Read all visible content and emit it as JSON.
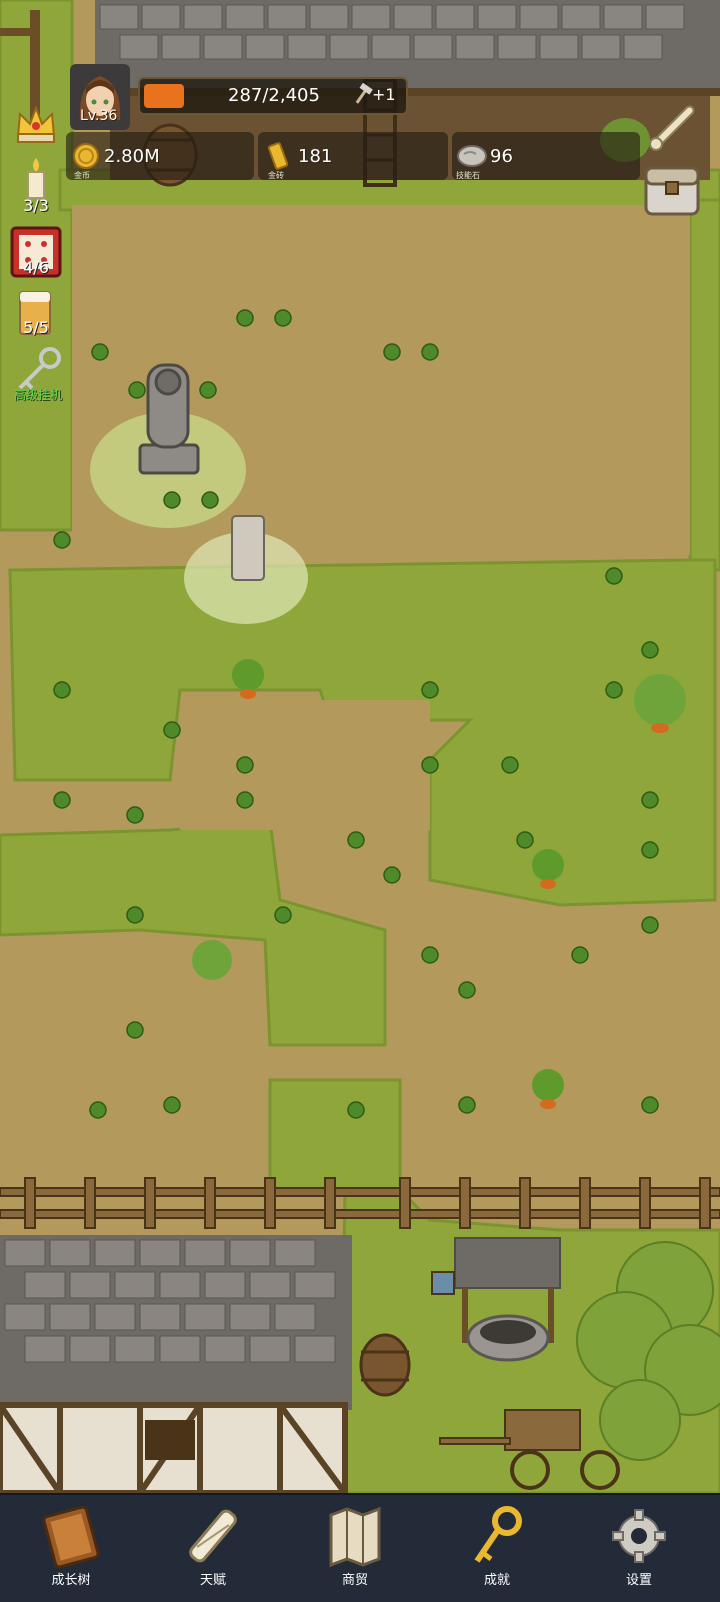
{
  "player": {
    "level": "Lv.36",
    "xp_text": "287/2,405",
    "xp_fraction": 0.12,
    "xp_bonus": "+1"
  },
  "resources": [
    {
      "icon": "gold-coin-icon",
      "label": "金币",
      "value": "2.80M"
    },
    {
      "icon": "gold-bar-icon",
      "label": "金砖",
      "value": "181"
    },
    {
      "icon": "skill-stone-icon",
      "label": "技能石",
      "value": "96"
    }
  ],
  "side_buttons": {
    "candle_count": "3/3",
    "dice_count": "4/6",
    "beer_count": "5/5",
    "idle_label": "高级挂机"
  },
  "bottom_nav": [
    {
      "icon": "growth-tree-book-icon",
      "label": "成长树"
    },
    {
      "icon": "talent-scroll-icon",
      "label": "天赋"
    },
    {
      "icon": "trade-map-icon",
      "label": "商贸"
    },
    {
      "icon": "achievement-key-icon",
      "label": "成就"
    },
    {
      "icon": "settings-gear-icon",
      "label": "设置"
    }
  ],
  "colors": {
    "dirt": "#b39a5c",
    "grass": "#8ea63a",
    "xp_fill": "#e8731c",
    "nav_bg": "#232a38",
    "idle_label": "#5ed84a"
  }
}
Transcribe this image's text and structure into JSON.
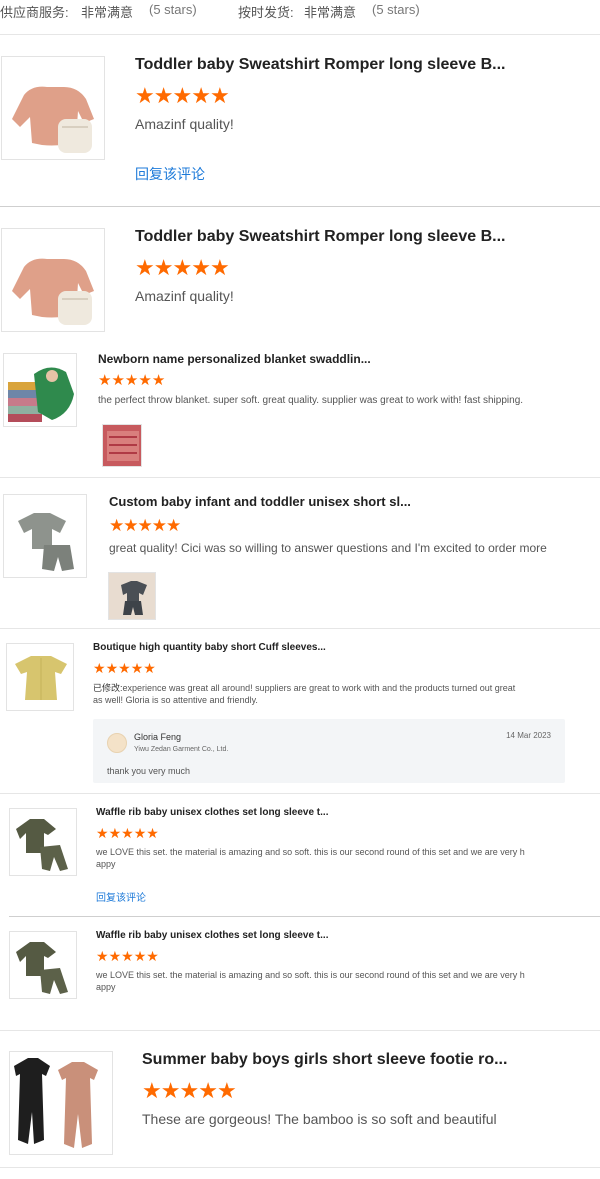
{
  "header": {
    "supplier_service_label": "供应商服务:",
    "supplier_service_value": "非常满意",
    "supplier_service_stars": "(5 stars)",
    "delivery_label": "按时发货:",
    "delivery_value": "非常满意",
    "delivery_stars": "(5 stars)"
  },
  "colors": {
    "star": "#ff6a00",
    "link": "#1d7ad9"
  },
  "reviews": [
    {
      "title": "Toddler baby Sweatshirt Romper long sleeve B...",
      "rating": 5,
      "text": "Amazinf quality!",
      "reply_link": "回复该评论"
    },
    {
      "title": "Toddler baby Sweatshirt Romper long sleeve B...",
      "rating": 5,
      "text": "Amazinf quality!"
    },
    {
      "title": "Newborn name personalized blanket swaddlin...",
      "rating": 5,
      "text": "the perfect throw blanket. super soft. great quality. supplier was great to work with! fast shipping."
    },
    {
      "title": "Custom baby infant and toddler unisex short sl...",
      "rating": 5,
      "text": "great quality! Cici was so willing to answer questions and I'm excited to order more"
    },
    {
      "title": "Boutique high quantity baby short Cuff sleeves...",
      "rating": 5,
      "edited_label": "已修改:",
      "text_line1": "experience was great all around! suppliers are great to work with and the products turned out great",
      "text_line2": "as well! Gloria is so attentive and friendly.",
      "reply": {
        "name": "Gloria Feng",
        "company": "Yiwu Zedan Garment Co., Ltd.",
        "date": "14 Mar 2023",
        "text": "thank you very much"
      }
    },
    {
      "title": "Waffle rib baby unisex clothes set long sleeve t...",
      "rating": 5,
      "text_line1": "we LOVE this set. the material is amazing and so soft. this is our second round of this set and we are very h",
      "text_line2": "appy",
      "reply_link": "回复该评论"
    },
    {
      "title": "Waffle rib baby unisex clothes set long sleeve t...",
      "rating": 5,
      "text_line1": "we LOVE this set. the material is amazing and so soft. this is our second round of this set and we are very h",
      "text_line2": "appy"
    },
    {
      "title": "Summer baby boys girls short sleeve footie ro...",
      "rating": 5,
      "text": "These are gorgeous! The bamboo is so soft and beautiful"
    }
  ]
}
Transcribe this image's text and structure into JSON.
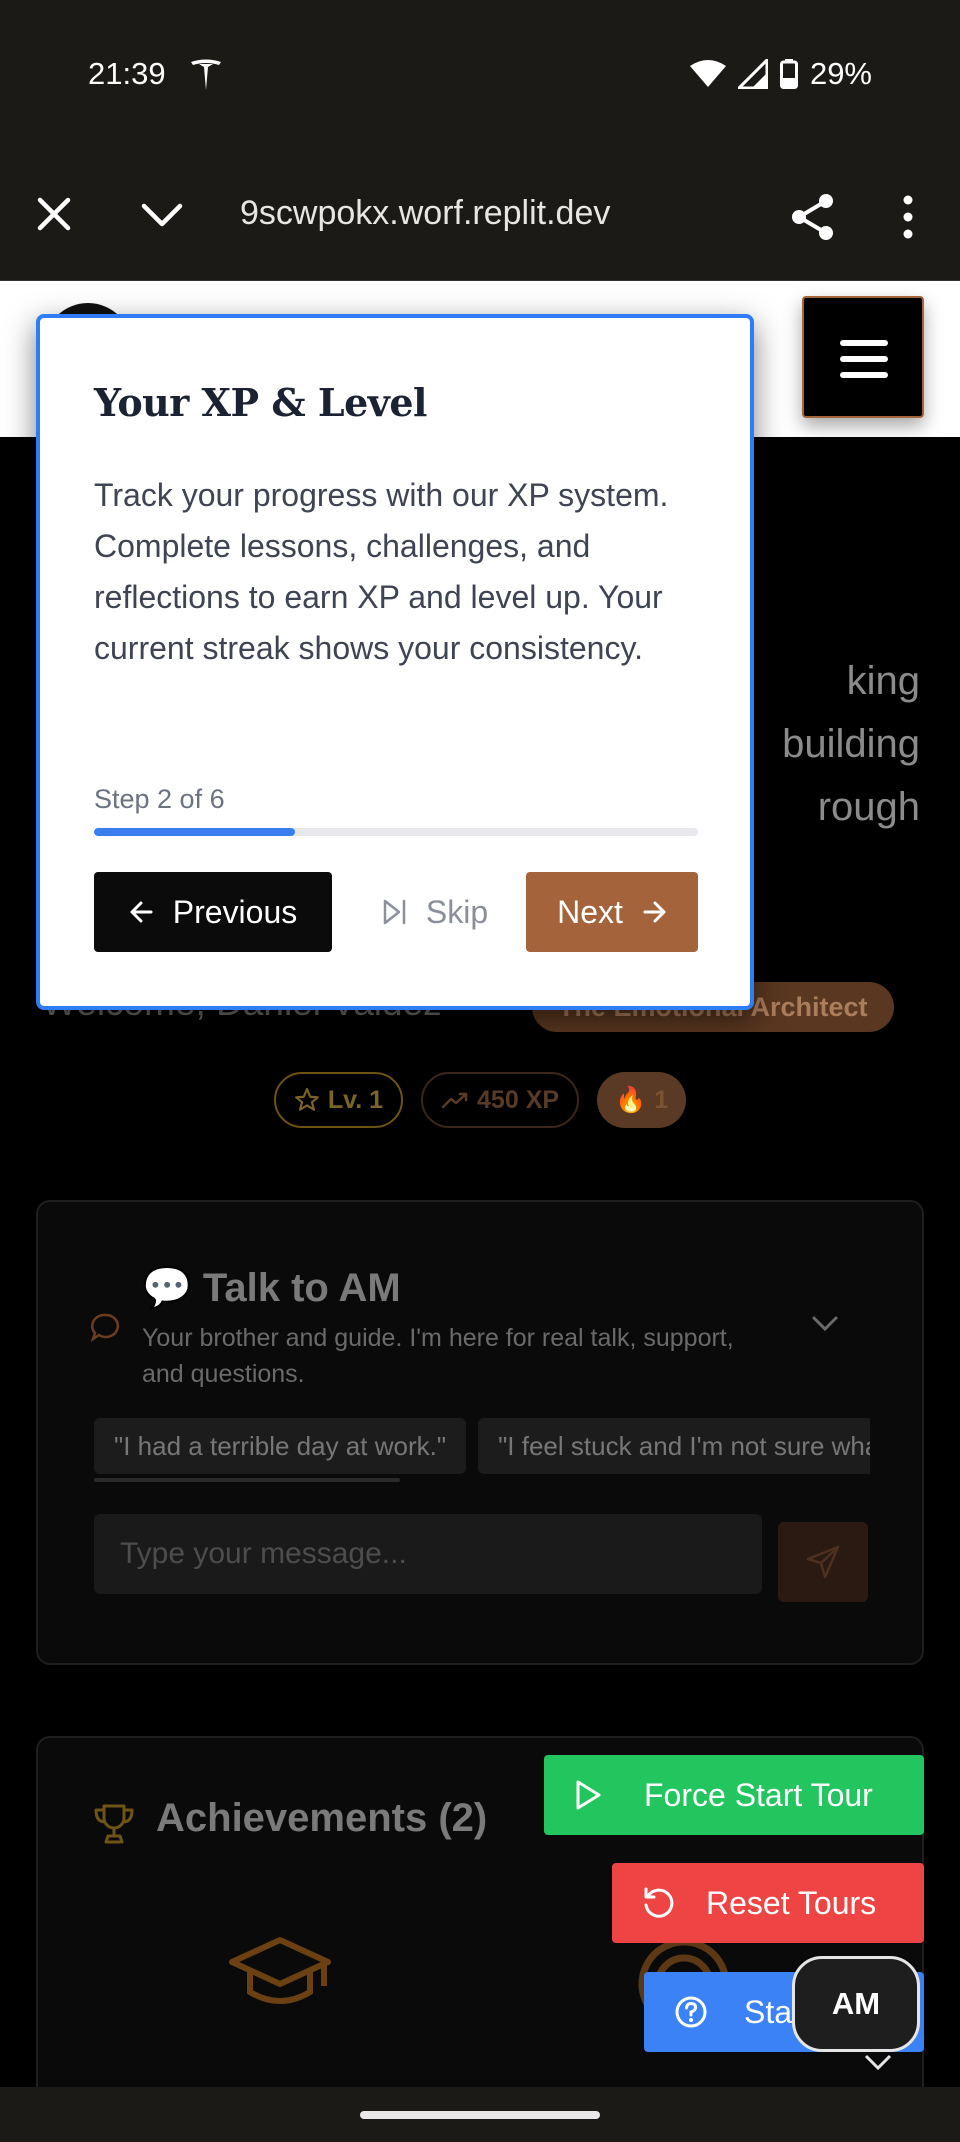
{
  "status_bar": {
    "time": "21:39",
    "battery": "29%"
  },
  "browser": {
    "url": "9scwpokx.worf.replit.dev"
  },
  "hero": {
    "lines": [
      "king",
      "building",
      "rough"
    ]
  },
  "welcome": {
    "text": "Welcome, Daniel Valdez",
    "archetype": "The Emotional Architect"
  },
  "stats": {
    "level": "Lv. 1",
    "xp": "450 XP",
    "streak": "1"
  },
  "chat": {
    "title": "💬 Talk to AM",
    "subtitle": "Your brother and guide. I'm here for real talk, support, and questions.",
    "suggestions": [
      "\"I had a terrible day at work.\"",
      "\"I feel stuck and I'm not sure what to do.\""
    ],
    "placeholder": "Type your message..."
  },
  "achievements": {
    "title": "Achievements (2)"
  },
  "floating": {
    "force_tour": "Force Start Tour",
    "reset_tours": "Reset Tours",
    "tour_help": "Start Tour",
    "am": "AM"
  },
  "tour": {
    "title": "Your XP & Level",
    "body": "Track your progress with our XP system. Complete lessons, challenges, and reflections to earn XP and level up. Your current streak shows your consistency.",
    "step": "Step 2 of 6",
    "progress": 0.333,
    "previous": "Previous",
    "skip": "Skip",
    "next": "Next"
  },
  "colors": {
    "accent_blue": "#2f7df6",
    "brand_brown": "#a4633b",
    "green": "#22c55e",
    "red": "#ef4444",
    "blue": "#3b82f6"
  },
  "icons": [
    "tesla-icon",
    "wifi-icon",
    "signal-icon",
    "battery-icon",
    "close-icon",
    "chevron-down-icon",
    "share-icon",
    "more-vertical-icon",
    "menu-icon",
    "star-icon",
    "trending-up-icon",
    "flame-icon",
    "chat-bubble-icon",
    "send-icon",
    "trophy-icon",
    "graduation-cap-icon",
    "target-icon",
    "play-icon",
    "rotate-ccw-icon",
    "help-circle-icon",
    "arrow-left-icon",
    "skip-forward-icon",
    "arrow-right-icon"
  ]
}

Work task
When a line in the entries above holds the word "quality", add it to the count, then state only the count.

Problem solution
4